Self-harm is a serious issue that affects many teenagers. Over a one-year period, 27% of young adolescents reported thoughts of self-harm and 15% reported at least one act of self-harm. If left untreated, self-harm behaviors can lead to permanent injury. If you are seriously injured, you must tell your parents right away. But if you want long-term support, it is crucial to tell your parents during a time when you aren’t stressed or self-injuring.
Self-harm is a behavior that is often hidden, and you may feel ashamed or embarrassed to talk about it with your parents. However, seeking help and support from parents is an important step in overcoming self-harm and ensuring your safety. Your parents can help guide you through your treatment process, support your recovery and help you stop self-harming.
What is self-harm?
Self-harming refers to when a person hurts themselves on purpose. It can be a behavior related to different mental disorders such as anxiety and depression. It is also usually a response to the experience of intense emotions with the intention of release and relief. Self-harm is different than a suicide attempt, but it can be lethal.
Physical signs of someone who self-harms can include:
- Constantly wearing long sleeves.
- Avoiding activities that expose the body, such as swimming.
- Hiding potentially dangerous objects, such as razor blades or sewing needles.
- Interacting less with others.
- Having unexplained wounds or injuries.
How should you tell your parents about your self-harm?
As mentioned above, self-harm is a serious issue that can be difficult for teens to talk about, especially with parents. You may be afraid to tell your parents about self-harm because you fear being judged or punished by your parents. You may also feel ashamed or embarrassed about your behavior, or you may be worried that your parents will take away your freedom or autonomy. Additionally, you may be afraid that your parents will be too overwhelmed by their own emotional reactions to the situation to be able to offer the support and guidance that you need.
However, it is important to seek help and support in order to overcome dangerous self-harm behaviors. The following are a few things to keep in mind when telling your parents about self-harm:
- Be honest and direct — In an open and private space, you can take the opportunity to tell your parents how self-harm makes you feel, how it is affecting your life and how your goal is to get better. Being honest and open can help your parents feel more equipped to help you manage your symptoms and keep you safe.
- Be prepared to answer questions — Your parents may have a lot of questions about why you self-harm and how they can help. You can bring resources like videos, websites, and pages from a reputable source that explain self-harming, especially among adolescents.

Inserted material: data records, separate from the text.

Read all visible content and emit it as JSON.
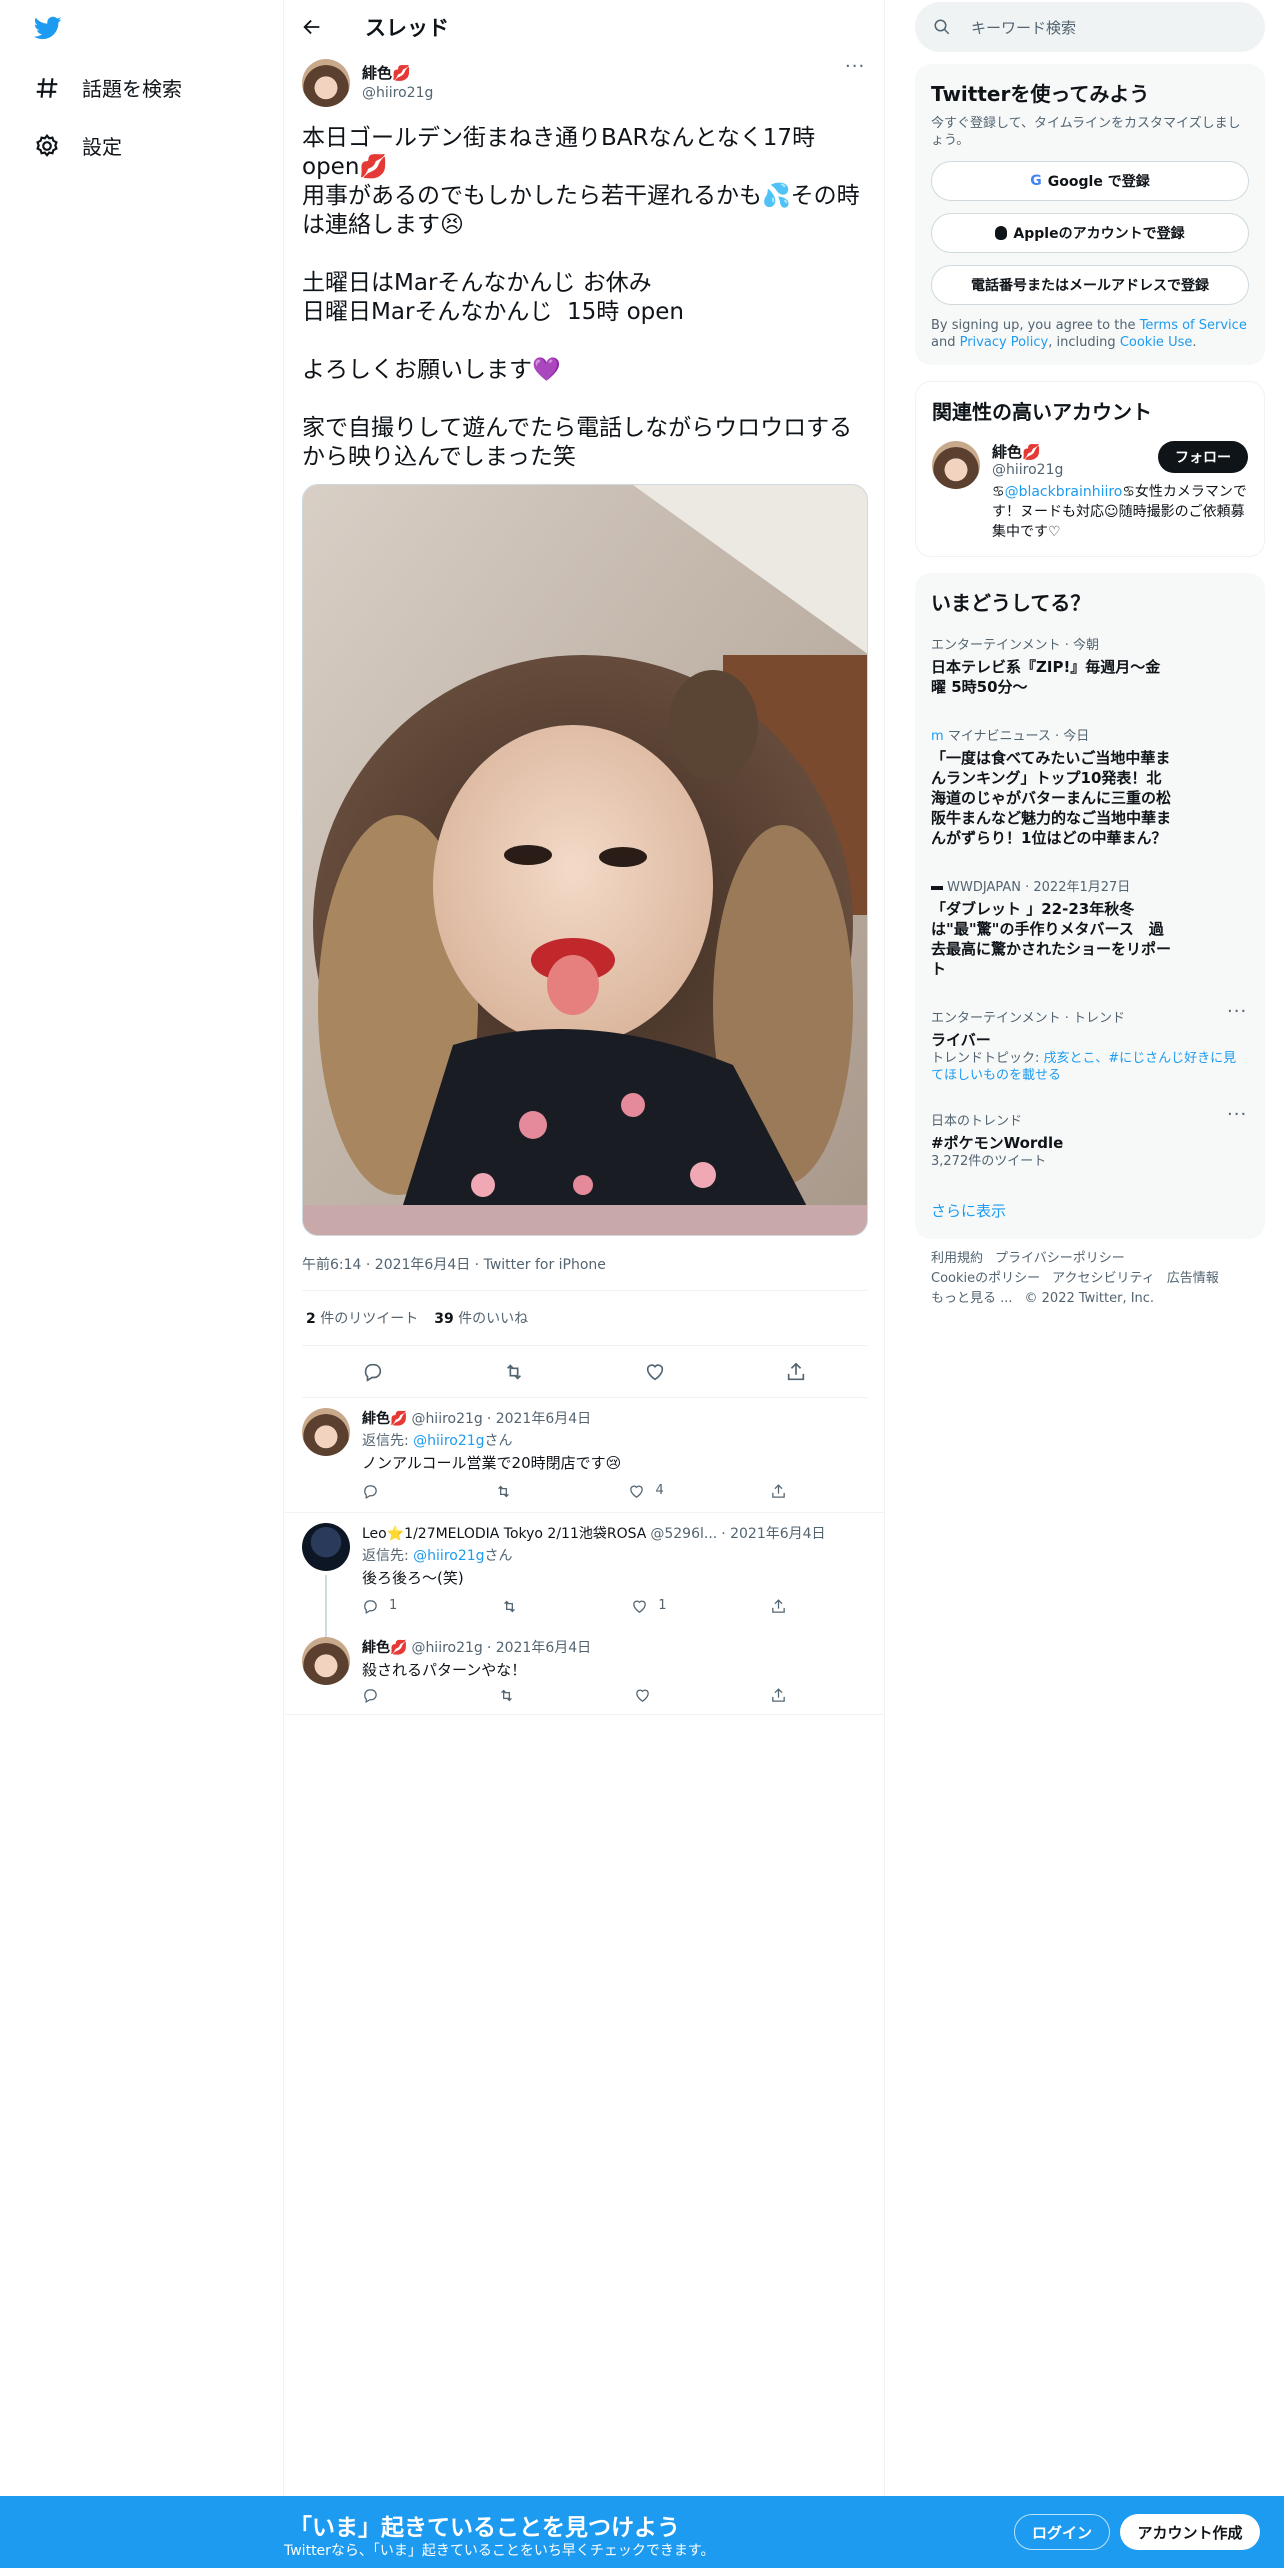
{
  "nav": {
    "search_label": "話題を検索",
    "settings_label": "設定"
  },
  "header": {
    "title": "スレッド"
  },
  "tweet": {
    "name": "緋色💋",
    "handle": "@hiiro21g",
    "text": "本日ゴールデン街まねき通りBARなんとなく17時open💋\n用事があるのでもしかしたら若干遅れるかも💦その時は連絡します😣\n\n土曜日はMarそんなかんじ お休み\n日曜日Marそんなかんじ  15時 open\n\nよろしくお願いします💜\n\n家で自撮りして遊んでたら電話しながらウロウロするから映り込んでしまった笑",
    "meta": "午前6:14 · 2021年6月4日 · Twitter for iPhone",
    "retweets": "2",
    "retweets_label": "件のリツイート",
    "likes": "39",
    "likes_label": "件のいいね"
  },
  "replies": [
    {
      "name": "緋色💋",
      "handle": "@hiiro21g",
      "date": "· 2021年6月4日",
      "reply_to_prefix": "返信先: ",
      "reply_to": "@hiiro21g",
      "reply_to_suffix": "さん",
      "text": "ノンアルコール営業で20時閉店です😢",
      "reply_count": "",
      "retweet_count": "",
      "like_count": "4"
    },
    {
      "name": "Leo⭐1/27MELODIA Tokyo 2/11池袋ROSA",
      "handle": "@5296l...",
      "date": "· 2021年6月4日",
      "reply_to_prefix": "返信先: ",
      "reply_to": "@hiiro21g",
      "reply_to_suffix": "さん",
      "text": "後ろ後ろ～(笑)",
      "reply_count": "1",
      "retweet_count": "",
      "like_count": "1"
    },
    {
      "name": "緋色💋",
      "handle": "@hiiro21g",
      "date": "· 2021年6月4日",
      "text": "殺されるパターンやな！",
      "reply_count": "",
      "retweet_count": "",
      "like_count": ""
    }
  ],
  "search": {
    "placeholder": "キーワード検索"
  },
  "signup": {
    "title": "Twitterを使ってみよう",
    "subtitle": "今すぐ登録して、タイムラインをカスタマイズしましょう。",
    "google": "Google で登録",
    "apple": "Appleのアカウントで登録",
    "phone": "電話番号またはメールアドレスで登録",
    "tos_1": "By signing up, you agree to the ",
    "tos_terms": "Terms of Service",
    "tos_2": " and ",
    "tos_privacy": "Privacy Policy",
    "tos_3": ", including ",
    "tos_cookie": "Cookie Use",
    "tos_4": "."
  },
  "related": {
    "title": "関連性の高いアカウント",
    "name": "緋色💋",
    "handle": "@hiiro21g",
    "follow": "フォロー",
    "bio_1": "♋",
    "bio_link": "@blackbrainhiiro",
    "bio_2": "♋女性カメラマンです！ヌードも対応☺随時撮影のご依頼募集中です♡"
  },
  "trends": {
    "title": "いまどうしてる？",
    "items": [
      {
        "context": "エンターテインメント · 今朝",
        "text": "日本テレビ系『ZIP!』毎週月〜金曜 5時50分〜"
      },
      {
        "context": "マイナビニュース · 今日",
        "text": "「一度は食べてみたいご当地中華まんランキング」トップ10発表！北海道のじゃがバターまんに三重の松阪牛まんなど魅力的なご当地中華まんがずらり！1位はどの中華まん？"
      },
      {
        "context": "WWDJAPAN · 2022年1月27日",
        "text": "「ダブレット 」22-23年秋冬は\"最\"驚\"の手作りメタバース　過去最高に驚かされたショーをリポート"
      },
      {
        "context": "エンターテインメント · トレンド",
        "text": "ライバー",
        "extra_prefix": "トレンドトピック: ",
        "extra": "戌亥とこ、#にじさんじ好きに見てほしいものを載せる"
      },
      {
        "context": "日本のトレンド",
        "text": "#ポケモンWordle",
        "extra_plain": "3,272件のツイート"
      }
    ],
    "show_more": "さらに表示"
  },
  "footer": {
    "l1": "利用規約",
    "l2": "プライバシーポリシー",
    "l3": "Cookieのポリシー",
    "l4": "アクセシビリティ",
    "l5": "広告情報",
    "l6": "もっと見る ...",
    "l7": "© 2022 Twitter, Inc."
  },
  "bottom": {
    "heading": "「いま」起きていることを見つけよう",
    "sub": "Twitterなら、「いま」起きていることをいち早くチェックできます。",
    "login": "ログイン",
    "signup": "アカウント作成"
  },
  "colors": {
    "accent": "#1d9bf0",
    "text": "#0f1419",
    "muted": "#536471"
  }
}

- Assure your parents that you want to get better — Self-harm is a symptom of an underlying mental health condition, and it is not often something that can be controlled or stopped on your own. Let your parents know that you want to overcome self-harm and that you are willing to work with them and professionals to get the help you need.
- Ask for help and support during your treatment plan — Let your parents know what you need from them, whether it’s emotional support, help finding a therapist or just someone to talk to. You may also ask them to be patient with you while you recover and to attend therapy sessions with you.
When planning to speak to your parents about your self-harm symptoms, it can be extremely beneficial to speak to a professional therapist who can help you approach your conversation with an open and honest attitude.
What can you do if you want help and want to address your self-harm?
Remember that your parents care about you and want to help. They may not understand self-harm completely, but they may try to understand it better after hearing how it makes you feel. If you want help in addressing your self-harm in addition to telling your parents, there are a few steps you can take:
- Reach out to a therapist or counselor — A therapist or counselor can provide support, guidance, and strategies for managing self-harm. They can also help you identify the underlying causes of your self-harm and work on addressing them via intensive therapy and possibly medication.
- Seek out support groups — Joining a support group for teens who self-harm can provide a sense of community, understanding and validation. It can also provide practical advice and coping strategies.
- Educate yourself — Learn more about self-harm and its causes, as well as different coping strategies and treatments. This can help you to understand your own experiences better and communicate more effectively with others.
- Make a safety plan — Identify and plan for situations that may trigger the urge to self-harm, and establish alternative coping mechanisms. Your therapist can work with you to implement an effective safety plan in times of crisis.
Lightfully can help you get the support you need to manage your self-harm symptoms
Self-harm is a symptom of an underlying issue, and seeking help is the first step toward healing and recovery. With the right support, it is possible to overcome self-harm and build a better future.
At Lightfully, we treat our clients as people, not as disorders. Our team of expert clinicians will help address the root of your self-harm habits and help you develop an effective safety plan. We can also help you talk to your parents about self-harm, bringing your family together to help you through your treatment.
Change is possible. When you’re ready to take the first step, reach out to our Admissions Concierge Team. We’ll take the next steps together, toward the fullest, brightest version of you.